= WHAT NEEDS TO BE DONE =
What is needed is a verbatim copy of all the records.
____
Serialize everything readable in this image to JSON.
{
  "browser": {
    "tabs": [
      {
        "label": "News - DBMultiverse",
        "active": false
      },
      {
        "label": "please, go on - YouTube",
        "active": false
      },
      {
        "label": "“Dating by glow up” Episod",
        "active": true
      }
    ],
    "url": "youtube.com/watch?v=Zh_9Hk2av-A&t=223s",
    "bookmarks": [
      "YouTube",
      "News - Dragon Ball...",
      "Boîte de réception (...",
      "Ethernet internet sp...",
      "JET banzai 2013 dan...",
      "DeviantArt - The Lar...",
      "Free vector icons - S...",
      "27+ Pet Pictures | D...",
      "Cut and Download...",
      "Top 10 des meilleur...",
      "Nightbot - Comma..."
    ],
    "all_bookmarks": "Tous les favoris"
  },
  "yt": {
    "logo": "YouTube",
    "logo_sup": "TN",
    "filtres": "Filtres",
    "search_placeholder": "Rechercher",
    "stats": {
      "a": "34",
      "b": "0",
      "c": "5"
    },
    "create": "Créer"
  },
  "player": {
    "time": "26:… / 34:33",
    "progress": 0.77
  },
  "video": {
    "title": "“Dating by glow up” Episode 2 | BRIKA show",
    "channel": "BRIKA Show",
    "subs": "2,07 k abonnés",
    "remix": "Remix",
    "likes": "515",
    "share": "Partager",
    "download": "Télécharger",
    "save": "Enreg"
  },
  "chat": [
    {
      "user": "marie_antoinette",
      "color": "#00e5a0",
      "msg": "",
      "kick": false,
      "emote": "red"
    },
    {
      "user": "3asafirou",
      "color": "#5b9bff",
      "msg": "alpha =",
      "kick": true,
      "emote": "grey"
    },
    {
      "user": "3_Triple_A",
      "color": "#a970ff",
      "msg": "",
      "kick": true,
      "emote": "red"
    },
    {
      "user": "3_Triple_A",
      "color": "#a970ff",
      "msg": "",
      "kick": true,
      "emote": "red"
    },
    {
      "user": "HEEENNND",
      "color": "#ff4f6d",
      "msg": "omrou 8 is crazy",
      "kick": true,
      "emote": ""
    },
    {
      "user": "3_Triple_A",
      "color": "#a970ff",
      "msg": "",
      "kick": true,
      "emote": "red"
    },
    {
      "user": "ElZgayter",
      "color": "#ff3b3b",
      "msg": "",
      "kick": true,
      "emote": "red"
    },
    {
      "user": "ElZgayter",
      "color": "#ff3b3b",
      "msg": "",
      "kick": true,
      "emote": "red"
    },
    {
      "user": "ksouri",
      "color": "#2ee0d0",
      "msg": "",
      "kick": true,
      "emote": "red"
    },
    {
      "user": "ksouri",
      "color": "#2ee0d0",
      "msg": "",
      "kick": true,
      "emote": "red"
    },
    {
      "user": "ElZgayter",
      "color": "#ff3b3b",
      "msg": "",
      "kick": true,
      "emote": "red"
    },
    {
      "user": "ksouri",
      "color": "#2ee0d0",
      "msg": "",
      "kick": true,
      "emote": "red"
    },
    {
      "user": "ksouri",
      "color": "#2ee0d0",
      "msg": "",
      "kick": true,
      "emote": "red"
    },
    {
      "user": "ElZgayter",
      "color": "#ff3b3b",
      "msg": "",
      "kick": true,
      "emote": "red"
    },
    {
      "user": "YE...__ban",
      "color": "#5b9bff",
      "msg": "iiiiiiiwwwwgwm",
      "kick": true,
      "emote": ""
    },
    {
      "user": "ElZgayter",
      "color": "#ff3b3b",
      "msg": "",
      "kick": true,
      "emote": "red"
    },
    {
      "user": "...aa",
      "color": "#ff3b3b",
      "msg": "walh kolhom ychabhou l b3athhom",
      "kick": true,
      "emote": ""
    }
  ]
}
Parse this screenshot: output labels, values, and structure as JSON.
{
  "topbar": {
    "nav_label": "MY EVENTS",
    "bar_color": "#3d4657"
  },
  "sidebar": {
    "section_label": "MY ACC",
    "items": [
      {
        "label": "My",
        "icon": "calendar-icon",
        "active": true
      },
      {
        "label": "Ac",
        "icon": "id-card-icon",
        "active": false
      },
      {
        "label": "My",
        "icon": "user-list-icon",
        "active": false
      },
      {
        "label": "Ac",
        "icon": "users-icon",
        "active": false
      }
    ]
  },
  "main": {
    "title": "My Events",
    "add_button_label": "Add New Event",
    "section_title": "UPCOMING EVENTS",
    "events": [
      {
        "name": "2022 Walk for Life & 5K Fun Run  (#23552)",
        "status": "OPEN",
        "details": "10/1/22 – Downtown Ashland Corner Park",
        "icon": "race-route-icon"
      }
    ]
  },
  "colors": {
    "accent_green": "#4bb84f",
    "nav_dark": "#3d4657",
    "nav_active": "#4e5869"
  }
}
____
= TASK RESULT =
Serialize everything readable in this image to JSON.
{
  "browser": {
    "tabs": [
      {
        "label": "News - DBMultiverse",
        "active": false
      },
      {
        "label": "please, go on - YouTube",
        "active": false
      },
      {
        "label": "“Dating by glow up” Episod",
        "active": true
      }
    ],
    "url": "youtube.com/watch?v=Zh_9Hk2av-A&t=223s",
    "bookmarks": [
      "YouTube",
      "News - Dragon Ball...",
      "Boîte de réception (...",
      "Ethernet internet sp...",
      "JET banzai 2013 dan...",
      "DeviantArt - The Lar...",
      "Free vector icons - S...",
      "27+ Pet Pictures | D...",
      "Cut and Download...",
      "Top 10 des meilleur...",
      "Nightbot - Comma..."
    ],
    "all_bookmarks": "Tous les favoris"
  },
  "yt": {
    "logo": "YouTube",
    "logo_sup": "TN",
    "filtres": "Filtres",
    "search_placeholder": "Rechercher",
    "stats": {
      "a": "34",
      "b": "0",
      "c": "5"
    },
    "create": "Créer"
  },
  "player": {
    "time": "26:… / 34:33",
    "progress": 0.77
  },
  "video": {
    "title": "“Dating by glow up” Episode 2 | BRIKA show",
    "channel": "BRIKA Show",
    "subs": "2,07 k abonnés",
    "remix": "Remix",
    "likes": "515",
    "share": "Partager",
    "download": "Télécharger",
    "save": "Enreg"
  },
  "chat": [
    {
      "user": "marie_antoinette",
      "color": "#00e5a0",
      "msg": "",
      "kick": false,
      "emote": "red"
    },
    {
      "user": "3asafirou",
      "color": "#5b9bff",
      "msg": "alpha =",
      "kick": true,
      "emote": "grey"
    },
    {
      "user": "3_Triple_A",
      "color": "#a970ff",
      "msg": "",
      "kick": true,
      "emote": "red"
    },
    {
      "user": "3_Triple_A",
      "color": "#a970ff",
      "msg": "",
      "kick": true,
      "emote": "red"
    },
    {
      "user": "HEEENNND",
      "color": "#ff4f6d",
      "msg": "omrou 8 is crazy",
      "kick": true,
      "emote": ""
    },
    {
      "user": "3_Triple_A",
      "color": "#a970ff",
      "msg": "",
      "kick": true,
      "emote": "red"
    },
    {
      "user": "ElZgayter",
      "color": "#ff3b3b",
      "msg": "",
      "kick": true,
      "emote": "red"
    },
    {
      "user": "ElZgayter",
      "color": "#ff3b3b",
      "msg": "",
      "kick": true,
      "emote": "red"
    },
    {
      "user": "ksouri",
      "color": "#2ee0d0",
      "msg": "",
      "kick": true,
      "emote": "red"
    },
    {
      "user": "ksouri",
      "color": "#2ee0d0",
      "msg": "",
      "kick": true,
      "emote": "red"
    },
    {
      "user": "ElZgayter",
      "color": "#ff3b3b",
      "msg": "",
      "kick": true,
      "emote": "red"
    },
    {
      "user": "ksouri",
      "color": "#2ee0d0",
      "msg": "",
      "kick": true,
      "emote": "red"
    },
    {
      "user": "ksouri",
      "color": "#2ee0d0",
      "msg": "",
      "kick": true,
      "emote": "red"
    },
    {
      "user": "ElZgayter",
      "color": "#ff3b3b",
      "msg": "",
      "kick": true,
      "emote": "red"
    },
    {
      "user": "YE...__ban",
      "color": "#5b9bff",
      "msg": "iiiiiiiwwwwgwm",
      "kick": true,
      "emote": ""
    },
    {
      "user": "ElZgayter",
      "color": "#ff3b3b",
      "msg": "",
      "kick": true,
      "emote": "red"
    },
    {
      "user": "...aa",
      "color": "#ff3b3b",
      "msg": "walh kolhom ychabhou l b3athhom",
      "kick": true,
      "emote": ""
    }
  ]
}
Parse this screenshot: output labels, values, and structure as JSON.
{
  "topbar": {
    "nav_label": "MY EVENTS",
    "bar_color": "#3d4657"
  },
  "sidebar": {
    "section_label": "MY ACC",
    "items": [
      {
        "label": "My",
        "icon": "calendar-icon",
        "active": true
      },
      {
        "label": "Ac",
        "icon": "id-card-icon",
        "active": false
      },
      {
        "label": "My",
        "icon": "user-list-icon",
        "active": false
      },
      {
        "label": "Ac",
        "icon": "users-icon",
        "active": false
      }
    ]
  },
  "main": {
    "title": "My Events",
    "add_button_label": "Add New Event",
    "section_title": "UPCOMING EVENTS",
    "events": [
      {
        "name": "2022 Walk for Life & 5K Fun Run  (#23552)",
        "status": "OPEN",
        "details": "10/1/22 – Downtown Ashland Corner Park",
        "icon": "race-route-icon"
      }
    ]
  },
  "colors": {
    "accent_green": "#4bb84f",
    "nav_dark": "#3d4657",
    "nav_active": "#4e5869"
  }
}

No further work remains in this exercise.